### Task statement
Below are some records; give them all again exactly, but not the pictures.

◇ ◇ ◇ ◇ ◇

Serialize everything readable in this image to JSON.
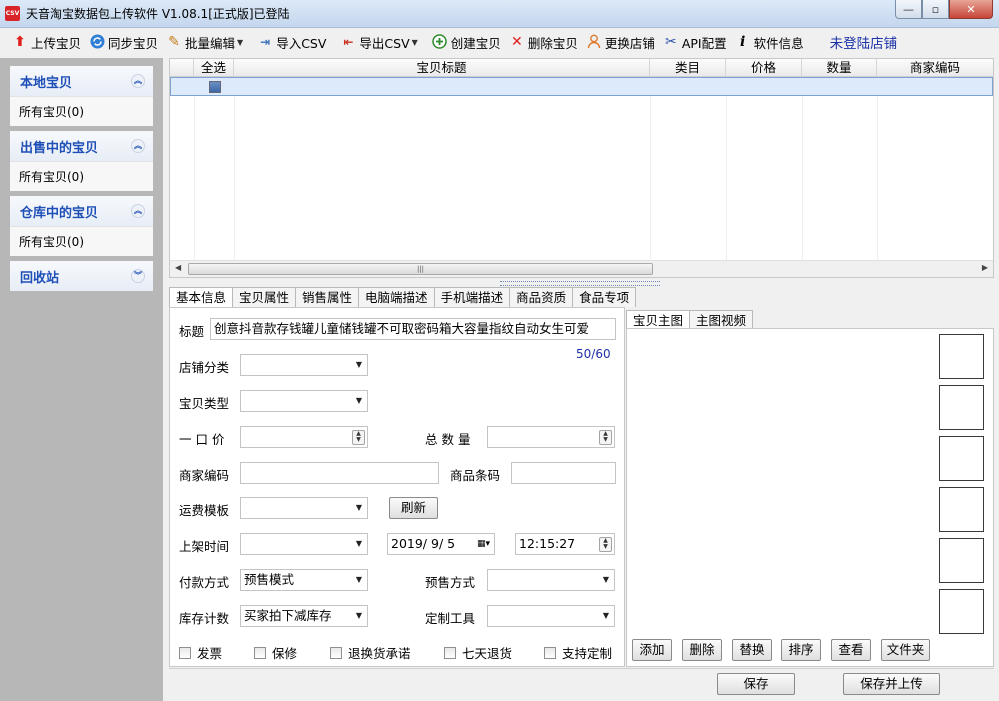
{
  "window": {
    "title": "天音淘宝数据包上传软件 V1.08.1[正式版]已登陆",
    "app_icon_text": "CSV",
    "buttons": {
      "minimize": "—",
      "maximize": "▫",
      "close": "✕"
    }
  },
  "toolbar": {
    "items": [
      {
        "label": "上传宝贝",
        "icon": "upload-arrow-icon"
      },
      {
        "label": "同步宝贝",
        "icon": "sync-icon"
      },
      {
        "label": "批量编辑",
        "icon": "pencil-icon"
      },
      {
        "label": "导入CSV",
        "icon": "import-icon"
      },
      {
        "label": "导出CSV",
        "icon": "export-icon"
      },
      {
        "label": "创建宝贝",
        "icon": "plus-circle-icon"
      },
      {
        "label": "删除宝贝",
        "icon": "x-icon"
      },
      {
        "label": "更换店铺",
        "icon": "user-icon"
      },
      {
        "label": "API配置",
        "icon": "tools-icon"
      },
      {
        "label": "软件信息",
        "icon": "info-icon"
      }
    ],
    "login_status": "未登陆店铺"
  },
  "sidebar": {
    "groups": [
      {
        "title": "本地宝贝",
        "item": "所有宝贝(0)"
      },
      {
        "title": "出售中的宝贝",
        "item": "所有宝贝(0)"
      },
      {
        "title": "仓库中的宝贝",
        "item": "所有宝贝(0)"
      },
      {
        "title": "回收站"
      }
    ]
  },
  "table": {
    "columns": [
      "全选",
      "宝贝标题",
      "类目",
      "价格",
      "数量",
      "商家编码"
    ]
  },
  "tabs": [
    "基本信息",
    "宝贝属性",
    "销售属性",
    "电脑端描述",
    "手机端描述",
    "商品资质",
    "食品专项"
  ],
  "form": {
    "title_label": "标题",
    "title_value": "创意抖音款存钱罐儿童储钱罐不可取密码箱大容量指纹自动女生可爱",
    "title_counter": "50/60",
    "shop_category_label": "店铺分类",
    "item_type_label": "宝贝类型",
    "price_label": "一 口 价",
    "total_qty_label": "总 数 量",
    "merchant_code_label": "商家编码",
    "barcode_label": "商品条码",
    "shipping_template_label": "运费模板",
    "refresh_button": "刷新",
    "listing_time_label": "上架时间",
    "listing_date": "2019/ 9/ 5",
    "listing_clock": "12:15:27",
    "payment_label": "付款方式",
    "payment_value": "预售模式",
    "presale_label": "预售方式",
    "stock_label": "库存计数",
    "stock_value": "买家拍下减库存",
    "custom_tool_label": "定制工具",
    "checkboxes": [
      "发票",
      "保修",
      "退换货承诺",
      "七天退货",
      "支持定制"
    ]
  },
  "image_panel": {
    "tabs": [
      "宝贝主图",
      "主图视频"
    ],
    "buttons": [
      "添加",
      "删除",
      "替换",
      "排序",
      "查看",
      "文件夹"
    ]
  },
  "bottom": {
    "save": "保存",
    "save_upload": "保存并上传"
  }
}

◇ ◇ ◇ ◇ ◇

### Answer box
Serialize everything readable in this image to JSON.
{
  "window": {
    "title": "天音淘宝数据包上传软件 V1.08.1[正式版]已登陆",
    "app_icon_text": "CSV",
    "buttons": {
      "minimize": "—",
      "maximize": "▫",
      "close": "✕"
    }
  },
  "toolbar": {
    "items": [
      {
        "label": "上传宝贝",
        "icon": "upload-arrow-icon"
      },
      {
        "label": "同步宝贝",
        "icon": "sync-icon"
      },
      {
        "label": "批量编辑",
        "icon": "pencil-icon"
      },
      {
        "label": "导入CSV",
        "icon": "import-icon"
      },
      {
        "label": "导出CSV",
        "icon": "export-icon"
      },
      {
        "label": "创建宝贝",
        "icon": "plus-circle-icon"
      },
      {
        "label": "删除宝贝",
        "icon": "x-icon"
      },
      {
        "label": "更换店铺",
        "icon": "user-icon"
      },
      {
        "label": "API配置",
        "icon": "tools-icon"
      },
      {
        "label": "软件信息",
        "icon": "info-icon"
      }
    ],
    "login_status": "未登陆店铺"
  },
  "sidebar": {
    "groups": [
      {
        "title": "本地宝贝",
        "item": "所有宝贝(0)"
      },
      {
        "title": "出售中的宝贝",
        "item": "所有宝贝(0)"
      },
      {
        "title": "仓库中的宝贝",
        "item": "所有宝贝(0)"
      },
      {
        "title": "回收站"
      }
    ]
  },
  "table": {
    "columns": [
      "全选",
      "宝贝标题",
      "类目",
      "价格",
      "数量",
      "商家编码"
    ]
  },
  "tabs": [
    "基本信息",
    "宝贝属性",
    "销售属性",
    "电脑端描述",
    "手机端描述",
    "商品资质",
    "食品专项"
  ],
  "form": {
    "title_label": "标题",
    "title_value": "创意抖音款存钱罐儿童储钱罐不可取密码箱大容量指纹自动女生可爱",
    "title_counter": "50/60",
    "shop_category_label": "店铺分类",
    "item_type_label": "宝贝类型",
    "price_label": "一 口 价",
    "total_qty_label": "总 数 量",
    "merchant_code_label": "商家编码",
    "barcode_label": "商品条码",
    "shipping_template_label": "运费模板",
    "refresh_button": "刷新",
    "listing_time_label": "上架时间",
    "listing_date": "2019/ 9/ 5",
    "listing_clock": "12:15:27",
    "payment_label": "付款方式",
    "payment_value": "预售模式",
    "presale_label": "预售方式",
    "stock_label": "库存计数",
    "stock_value": "买家拍下减库存",
    "custom_tool_label": "定制工具",
    "checkboxes": [
      "发票",
      "保修",
      "退换货承诺",
      "七天退货",
      "支持定制"
    ]
  },
  "image_panel": {
    "tabs": [
      "宝贝主图",
      "主图视频"
    ],
    "buttons": [
      "添加",
      "删除",
      "替换",
      "排序",
      "查看",
      "文件夹"
    ]
  },
  "bottom": {
    "save": "保存",
    "save_upload": "保存并上传"
  }
}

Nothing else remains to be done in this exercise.